An automation and manufacturing renaissance is taking root in the U.S. It’s only recently we’ve woken up and realized America can’t be a world leader just servicing goods made elsewhere. We need to actually make things in this country.

Traditionally, major manufacturers were vertically integrated, with in-house engineering experts in areas like hydraulics. But we’ve had a couple recessions, and consolidation in many industries is creating bigger, public companies keenly focused on the bottom line. When times are tough, they downsize and lose experienced and talented people. And when times improve, they tend not to bring them back.

So here we are, teetering on the brink of a rebirth of American manufacturing, and OEMs no longer have the skill sets necessary to create the next generation of automation. This is where today’s high-tech integrators are stepping up.

Many integrators have strong legacies in fluid power. They’re often privately held, with lots of knowledge and automation expertise. They tend to be small to midsize regional companies that got better by partnering with smaller and experimental OEMs, or recognized opportunities that differentiated themselves from the pack. They’re dedicated, hardworking, and often a bit crazy — because being privately held lets them do things that public companies would never consider. Around the country they’ve developed a strong set of competencies, niches, and differentiators with core teams of engineers and software designers. They are also resilient, and they stick around. Price Engineering, for example, has been in business for 60 years. We have skills that can be difficult to find in today’s OEMs.

That’s not to say integrators don’t face challenges. For instance, we need to sell our value and not give away the engineering to move products. To fill the ranks of our engineering and design teams, we have to recruit from new sources, create training programs within our organizations, and develop educational partnerships.


Integrators need to acquire skills in areas like CFD, mathematical modeling, and simulation, and embrace concurrent engineering to complete projects faster. Finally, projects are getting more complex, involving multiple engineering disciplines. That demands better project management skills, and possibly new processes, people, and strategies in how we become professional engineering services entities.

Across the country, companies are emerging that have mastered the integration of fluid power with different technologies for advanced power transmission and motion control. Manufacturers and OEMs are just beginning to realize the value integrators offer. The next five years will be interesting as the dynamic evolution unfolds.
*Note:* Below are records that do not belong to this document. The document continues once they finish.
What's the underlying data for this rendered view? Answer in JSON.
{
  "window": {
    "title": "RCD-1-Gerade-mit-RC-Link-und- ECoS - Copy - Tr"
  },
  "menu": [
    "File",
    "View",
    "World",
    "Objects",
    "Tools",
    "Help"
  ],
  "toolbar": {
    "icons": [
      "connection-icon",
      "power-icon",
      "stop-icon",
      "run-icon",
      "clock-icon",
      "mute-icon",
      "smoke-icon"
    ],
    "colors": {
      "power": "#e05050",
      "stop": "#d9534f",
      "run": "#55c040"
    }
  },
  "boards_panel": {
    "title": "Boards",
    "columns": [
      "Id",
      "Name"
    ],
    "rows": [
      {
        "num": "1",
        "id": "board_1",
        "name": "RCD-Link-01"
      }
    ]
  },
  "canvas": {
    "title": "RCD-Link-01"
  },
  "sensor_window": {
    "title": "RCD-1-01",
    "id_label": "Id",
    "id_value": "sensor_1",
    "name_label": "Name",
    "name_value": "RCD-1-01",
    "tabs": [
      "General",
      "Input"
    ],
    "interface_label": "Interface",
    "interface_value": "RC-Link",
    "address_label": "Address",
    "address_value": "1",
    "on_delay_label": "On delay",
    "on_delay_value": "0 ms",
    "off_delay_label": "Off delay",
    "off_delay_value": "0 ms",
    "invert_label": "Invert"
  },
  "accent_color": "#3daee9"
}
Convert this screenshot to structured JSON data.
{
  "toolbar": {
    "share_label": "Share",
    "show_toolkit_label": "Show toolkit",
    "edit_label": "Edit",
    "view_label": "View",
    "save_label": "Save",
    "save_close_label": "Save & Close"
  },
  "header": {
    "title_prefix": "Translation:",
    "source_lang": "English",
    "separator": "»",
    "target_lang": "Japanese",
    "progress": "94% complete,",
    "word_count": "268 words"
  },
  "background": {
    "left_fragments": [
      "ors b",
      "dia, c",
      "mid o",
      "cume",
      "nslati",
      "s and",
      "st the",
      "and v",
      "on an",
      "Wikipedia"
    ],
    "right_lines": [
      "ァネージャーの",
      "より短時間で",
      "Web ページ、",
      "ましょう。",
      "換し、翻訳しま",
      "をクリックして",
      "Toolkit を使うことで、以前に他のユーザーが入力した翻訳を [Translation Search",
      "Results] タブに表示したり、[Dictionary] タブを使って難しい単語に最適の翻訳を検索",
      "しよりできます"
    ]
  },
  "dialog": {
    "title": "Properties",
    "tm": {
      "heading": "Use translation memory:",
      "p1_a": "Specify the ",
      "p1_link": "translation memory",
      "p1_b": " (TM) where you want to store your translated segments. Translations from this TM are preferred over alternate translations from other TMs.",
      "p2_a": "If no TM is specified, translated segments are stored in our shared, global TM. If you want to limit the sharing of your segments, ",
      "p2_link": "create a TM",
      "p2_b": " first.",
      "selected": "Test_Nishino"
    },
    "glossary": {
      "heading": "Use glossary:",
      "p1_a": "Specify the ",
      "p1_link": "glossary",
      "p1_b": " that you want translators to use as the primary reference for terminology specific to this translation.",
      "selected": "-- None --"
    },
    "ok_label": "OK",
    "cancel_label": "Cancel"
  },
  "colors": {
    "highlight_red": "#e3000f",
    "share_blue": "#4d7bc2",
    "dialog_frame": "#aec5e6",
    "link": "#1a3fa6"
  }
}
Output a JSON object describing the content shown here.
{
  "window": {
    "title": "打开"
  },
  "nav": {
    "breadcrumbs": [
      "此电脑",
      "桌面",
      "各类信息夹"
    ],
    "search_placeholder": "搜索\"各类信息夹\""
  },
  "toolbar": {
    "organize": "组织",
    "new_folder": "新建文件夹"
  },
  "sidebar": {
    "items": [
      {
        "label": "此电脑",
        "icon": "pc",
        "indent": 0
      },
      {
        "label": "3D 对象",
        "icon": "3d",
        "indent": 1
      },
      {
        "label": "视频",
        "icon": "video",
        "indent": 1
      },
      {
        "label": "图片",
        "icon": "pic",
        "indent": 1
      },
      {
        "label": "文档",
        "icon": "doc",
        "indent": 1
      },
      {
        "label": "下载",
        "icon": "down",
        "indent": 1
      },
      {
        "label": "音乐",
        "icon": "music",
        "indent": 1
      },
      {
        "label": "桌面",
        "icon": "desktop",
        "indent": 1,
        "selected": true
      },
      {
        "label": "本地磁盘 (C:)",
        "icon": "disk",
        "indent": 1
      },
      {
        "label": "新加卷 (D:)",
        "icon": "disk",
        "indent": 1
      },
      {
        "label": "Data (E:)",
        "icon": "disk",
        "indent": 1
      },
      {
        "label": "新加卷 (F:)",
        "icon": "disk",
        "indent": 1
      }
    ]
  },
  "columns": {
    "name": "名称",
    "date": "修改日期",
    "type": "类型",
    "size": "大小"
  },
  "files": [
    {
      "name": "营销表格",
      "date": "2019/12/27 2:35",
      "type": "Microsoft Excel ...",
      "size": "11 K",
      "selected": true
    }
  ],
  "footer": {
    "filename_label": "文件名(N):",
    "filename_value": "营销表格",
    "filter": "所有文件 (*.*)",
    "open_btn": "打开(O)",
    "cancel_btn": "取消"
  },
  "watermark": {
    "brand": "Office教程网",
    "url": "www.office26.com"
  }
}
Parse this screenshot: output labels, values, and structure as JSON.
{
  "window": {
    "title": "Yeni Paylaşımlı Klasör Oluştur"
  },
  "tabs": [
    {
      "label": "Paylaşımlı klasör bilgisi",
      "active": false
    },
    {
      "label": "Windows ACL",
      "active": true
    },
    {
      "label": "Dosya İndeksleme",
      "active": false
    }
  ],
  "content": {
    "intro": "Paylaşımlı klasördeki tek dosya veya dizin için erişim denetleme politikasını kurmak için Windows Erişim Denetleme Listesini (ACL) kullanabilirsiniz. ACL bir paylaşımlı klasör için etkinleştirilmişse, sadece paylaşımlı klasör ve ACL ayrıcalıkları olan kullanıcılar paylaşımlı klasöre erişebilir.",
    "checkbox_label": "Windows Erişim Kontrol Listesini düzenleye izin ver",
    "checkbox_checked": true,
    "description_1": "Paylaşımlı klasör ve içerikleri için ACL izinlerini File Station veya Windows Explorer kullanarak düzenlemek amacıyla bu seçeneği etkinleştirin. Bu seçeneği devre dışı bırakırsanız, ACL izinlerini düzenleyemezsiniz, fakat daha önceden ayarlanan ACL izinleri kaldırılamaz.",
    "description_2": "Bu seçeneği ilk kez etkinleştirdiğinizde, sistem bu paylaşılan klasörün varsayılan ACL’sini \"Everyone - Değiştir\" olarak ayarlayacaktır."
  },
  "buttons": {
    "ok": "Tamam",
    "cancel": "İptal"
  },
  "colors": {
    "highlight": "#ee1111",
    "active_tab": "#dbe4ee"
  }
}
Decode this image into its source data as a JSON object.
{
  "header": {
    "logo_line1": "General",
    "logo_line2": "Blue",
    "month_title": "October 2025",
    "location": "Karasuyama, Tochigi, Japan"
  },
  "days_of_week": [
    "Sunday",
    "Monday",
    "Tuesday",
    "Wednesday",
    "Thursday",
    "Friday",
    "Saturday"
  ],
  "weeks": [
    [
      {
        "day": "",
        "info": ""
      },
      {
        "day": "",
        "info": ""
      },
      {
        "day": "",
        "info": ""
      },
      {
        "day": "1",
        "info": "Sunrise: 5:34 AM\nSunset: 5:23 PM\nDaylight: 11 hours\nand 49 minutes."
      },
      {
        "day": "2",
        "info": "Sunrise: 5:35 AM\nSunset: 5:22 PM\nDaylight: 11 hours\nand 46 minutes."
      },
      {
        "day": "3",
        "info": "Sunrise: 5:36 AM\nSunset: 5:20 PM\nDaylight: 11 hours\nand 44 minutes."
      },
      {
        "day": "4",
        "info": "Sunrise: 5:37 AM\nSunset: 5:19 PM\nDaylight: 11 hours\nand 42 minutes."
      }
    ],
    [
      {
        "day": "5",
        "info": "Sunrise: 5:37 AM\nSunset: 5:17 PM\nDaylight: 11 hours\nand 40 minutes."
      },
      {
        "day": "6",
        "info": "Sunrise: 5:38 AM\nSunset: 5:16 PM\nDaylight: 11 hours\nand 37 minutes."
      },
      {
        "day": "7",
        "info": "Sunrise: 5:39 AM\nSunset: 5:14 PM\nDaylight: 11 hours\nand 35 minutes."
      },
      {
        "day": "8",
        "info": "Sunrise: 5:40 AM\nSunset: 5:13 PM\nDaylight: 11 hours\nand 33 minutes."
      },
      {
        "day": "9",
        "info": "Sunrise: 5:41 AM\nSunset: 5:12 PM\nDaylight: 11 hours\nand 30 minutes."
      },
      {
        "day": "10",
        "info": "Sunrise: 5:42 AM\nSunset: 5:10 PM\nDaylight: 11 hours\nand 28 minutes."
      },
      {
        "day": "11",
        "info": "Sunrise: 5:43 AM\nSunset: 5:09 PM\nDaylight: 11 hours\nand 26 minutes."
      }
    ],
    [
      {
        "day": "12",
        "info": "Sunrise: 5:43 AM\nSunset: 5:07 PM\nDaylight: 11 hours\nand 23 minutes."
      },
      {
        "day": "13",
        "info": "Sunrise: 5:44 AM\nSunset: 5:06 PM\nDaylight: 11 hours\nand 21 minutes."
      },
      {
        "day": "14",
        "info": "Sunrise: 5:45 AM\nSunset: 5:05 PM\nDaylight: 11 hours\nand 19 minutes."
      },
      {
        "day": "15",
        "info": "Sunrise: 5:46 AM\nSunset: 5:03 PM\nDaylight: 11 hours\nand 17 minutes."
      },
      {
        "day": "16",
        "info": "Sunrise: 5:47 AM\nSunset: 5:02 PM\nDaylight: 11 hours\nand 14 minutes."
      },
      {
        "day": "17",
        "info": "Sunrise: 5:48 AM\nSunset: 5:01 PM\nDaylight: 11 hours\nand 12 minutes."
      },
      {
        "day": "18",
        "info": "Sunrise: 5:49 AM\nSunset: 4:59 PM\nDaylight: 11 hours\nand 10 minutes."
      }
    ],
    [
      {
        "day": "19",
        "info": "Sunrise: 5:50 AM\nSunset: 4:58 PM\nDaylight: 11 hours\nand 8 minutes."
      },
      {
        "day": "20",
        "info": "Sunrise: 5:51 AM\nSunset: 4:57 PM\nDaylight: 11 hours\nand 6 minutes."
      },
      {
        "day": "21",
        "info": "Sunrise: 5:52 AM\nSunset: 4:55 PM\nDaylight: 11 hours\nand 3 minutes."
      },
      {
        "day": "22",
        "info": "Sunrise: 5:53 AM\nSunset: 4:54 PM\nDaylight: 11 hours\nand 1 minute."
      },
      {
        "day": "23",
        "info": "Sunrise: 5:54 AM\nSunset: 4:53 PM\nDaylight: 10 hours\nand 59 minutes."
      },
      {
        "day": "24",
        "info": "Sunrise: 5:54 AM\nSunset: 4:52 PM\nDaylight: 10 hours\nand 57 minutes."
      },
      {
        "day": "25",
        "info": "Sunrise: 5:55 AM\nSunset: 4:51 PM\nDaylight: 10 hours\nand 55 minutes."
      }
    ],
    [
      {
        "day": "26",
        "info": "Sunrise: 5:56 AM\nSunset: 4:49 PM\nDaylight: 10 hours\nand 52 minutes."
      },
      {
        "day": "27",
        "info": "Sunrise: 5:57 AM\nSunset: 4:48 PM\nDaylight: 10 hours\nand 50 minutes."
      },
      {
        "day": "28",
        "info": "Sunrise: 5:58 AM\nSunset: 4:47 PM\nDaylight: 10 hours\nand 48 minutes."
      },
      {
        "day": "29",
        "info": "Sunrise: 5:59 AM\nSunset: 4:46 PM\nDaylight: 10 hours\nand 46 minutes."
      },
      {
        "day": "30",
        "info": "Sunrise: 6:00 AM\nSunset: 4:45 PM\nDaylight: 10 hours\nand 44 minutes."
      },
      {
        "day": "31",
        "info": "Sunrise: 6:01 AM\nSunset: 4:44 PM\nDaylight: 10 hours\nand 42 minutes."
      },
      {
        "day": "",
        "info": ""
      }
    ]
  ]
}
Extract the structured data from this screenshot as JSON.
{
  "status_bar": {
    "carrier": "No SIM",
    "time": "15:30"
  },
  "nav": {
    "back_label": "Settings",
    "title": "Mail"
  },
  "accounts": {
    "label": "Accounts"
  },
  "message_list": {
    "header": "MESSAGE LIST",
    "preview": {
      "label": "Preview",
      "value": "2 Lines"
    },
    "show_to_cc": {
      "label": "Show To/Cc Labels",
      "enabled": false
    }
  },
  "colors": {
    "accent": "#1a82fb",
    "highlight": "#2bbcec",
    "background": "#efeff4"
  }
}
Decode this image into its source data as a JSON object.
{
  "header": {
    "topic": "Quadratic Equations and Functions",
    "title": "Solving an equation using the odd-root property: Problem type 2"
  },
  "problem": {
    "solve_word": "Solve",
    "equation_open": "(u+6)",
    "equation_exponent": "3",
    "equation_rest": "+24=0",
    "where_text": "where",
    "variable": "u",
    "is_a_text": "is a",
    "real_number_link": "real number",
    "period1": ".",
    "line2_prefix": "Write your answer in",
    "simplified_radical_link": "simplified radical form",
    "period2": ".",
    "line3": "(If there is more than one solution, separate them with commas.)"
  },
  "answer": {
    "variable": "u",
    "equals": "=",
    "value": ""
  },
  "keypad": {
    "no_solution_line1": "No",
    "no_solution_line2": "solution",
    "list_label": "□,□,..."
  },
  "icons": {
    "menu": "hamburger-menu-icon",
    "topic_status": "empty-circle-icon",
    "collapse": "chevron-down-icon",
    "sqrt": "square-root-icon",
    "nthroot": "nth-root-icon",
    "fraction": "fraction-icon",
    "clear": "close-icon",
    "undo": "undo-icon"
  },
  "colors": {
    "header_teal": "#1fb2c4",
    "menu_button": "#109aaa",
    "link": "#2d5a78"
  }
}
Tom Price is President of Price Engineering, a fluid power distributor and systems integrator based in Hartland, Wis. Visit the website at www.priceeng.com.